Throughout the novel Bread and Wine, author Ignazio Silone uses different stories and anecdotes of peasant characters as both a break from the main plot and to help understand the main character, Pietro Spina/Don Paolo Spada better. Two examples of these subsidiary stories are Pietro Spina’s interaction with Uliva, a former violinist and revolutionary affiliate, and Don Paolo’s association Murica, a young impressionable revolutionary. Both of these stories illustrate the disappointment expressed
showed first 75 words of 1791 total
showed last 75 words of 1791 total

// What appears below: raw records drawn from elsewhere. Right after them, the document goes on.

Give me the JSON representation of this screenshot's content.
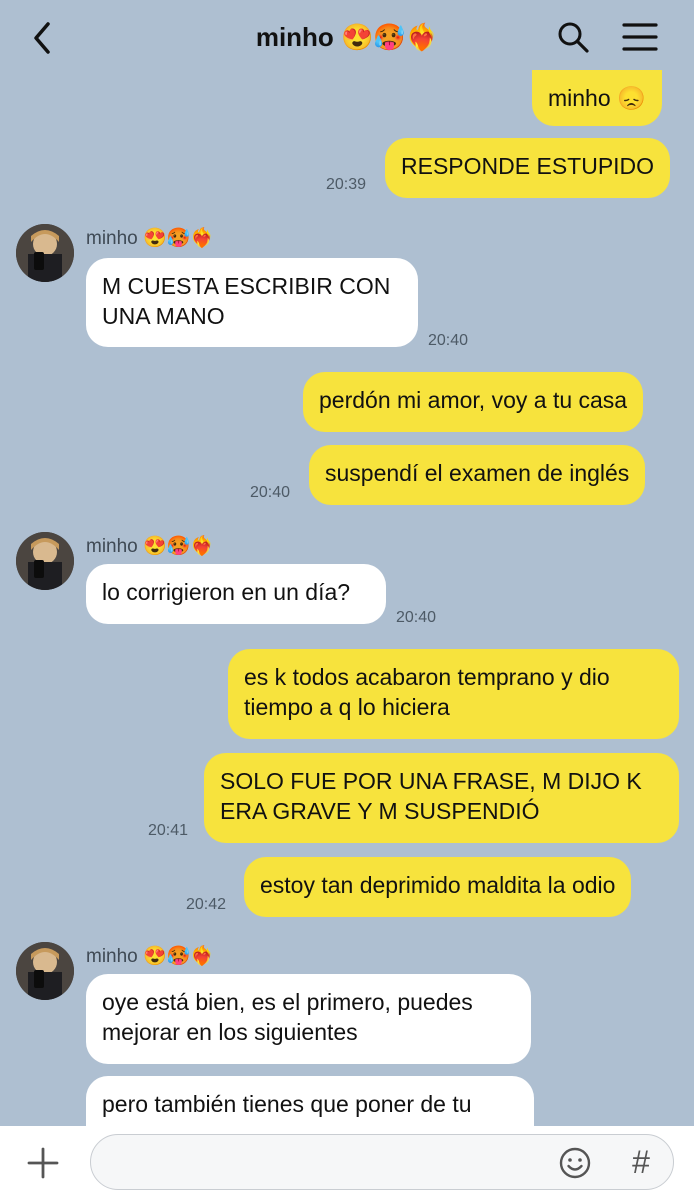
{
  "header": {
    "contact_name": "minho 😍🥵❤️‍🔥",
    "back_icon": "chevron-left-icon",
    "search_icon": "search-icon",
    "menu_icon": "hamburger-menu-icon"
  },
  "messages": [
    {
      "from": "me",
      "text": "minho 😞",
      "time": ""
    },
    {
      "from": "me",
      "text": "RESPONDE ESTUPIDO",
      "time": "20:39"
    },
    {
      "from": "them",
      "sender": "minho 😍🥵❤️‍🔥",
      "text": "M CUESTA ESCRIBIR CON\nUNA MANO",
      "time": "20:40"
    },
    {
      "from": "me",
      "text": "perdón mi amor, voy a tu casa",
      "time": ""
    },
    {
      "from": "me",
      "text": "suspendí el examen de inglés",
      "time": "20:40"
    },
    {
      "from": "them",
      "sender": "minho 😍🥵❤️‍🔥",
      "text": "lo corrigieron en un día?",
      "time": "20:40"
    },
    {
      "from": "me",
      "text": "es k todos acabaron temprano y dio\ntiempo a q lo hiciera",
      "time": ""
    },
    {
      "from": "me",
      "text": "SOLO FUE POR UNA FRASE, M DIJO K\nERA GRAVE Y M SUSPENDIÓ",
      "time": "20:41"
    },
    {
      "from": "me",
      "text": "estoy tan deprimido maldita la odio",
      "time": "20:42"
    },
    {
      "from": "them",
      "sender": "minho 😍🥵❤️‍🔥",
      "text": "oye está bien, es el primero, puedes\nmejorar en los siguientes",
      "time": ""
    },
    {
      "from": "them",
      "text": "pero también tienes que poner de tu",
      "time": ""
    }
  ],
  "input": {
    "plus_icon": "plus-icon",
    "value": "",
    "emoji_icon": "emoji-smile-icon",
    "hash_label": "#"
  }
}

to his public the inner turmoil he was facing and the reasoning behind his abandonment of the Communist Party in 1931. The fact that both of these characters die for the cause symbolically shows Silone’s “death,” or separation, from the political world. As his letter stated in Stille’s article, “give me strength to overcome my remorse, to begin a new life, and to live it for the good of the workers and of Italy” (48).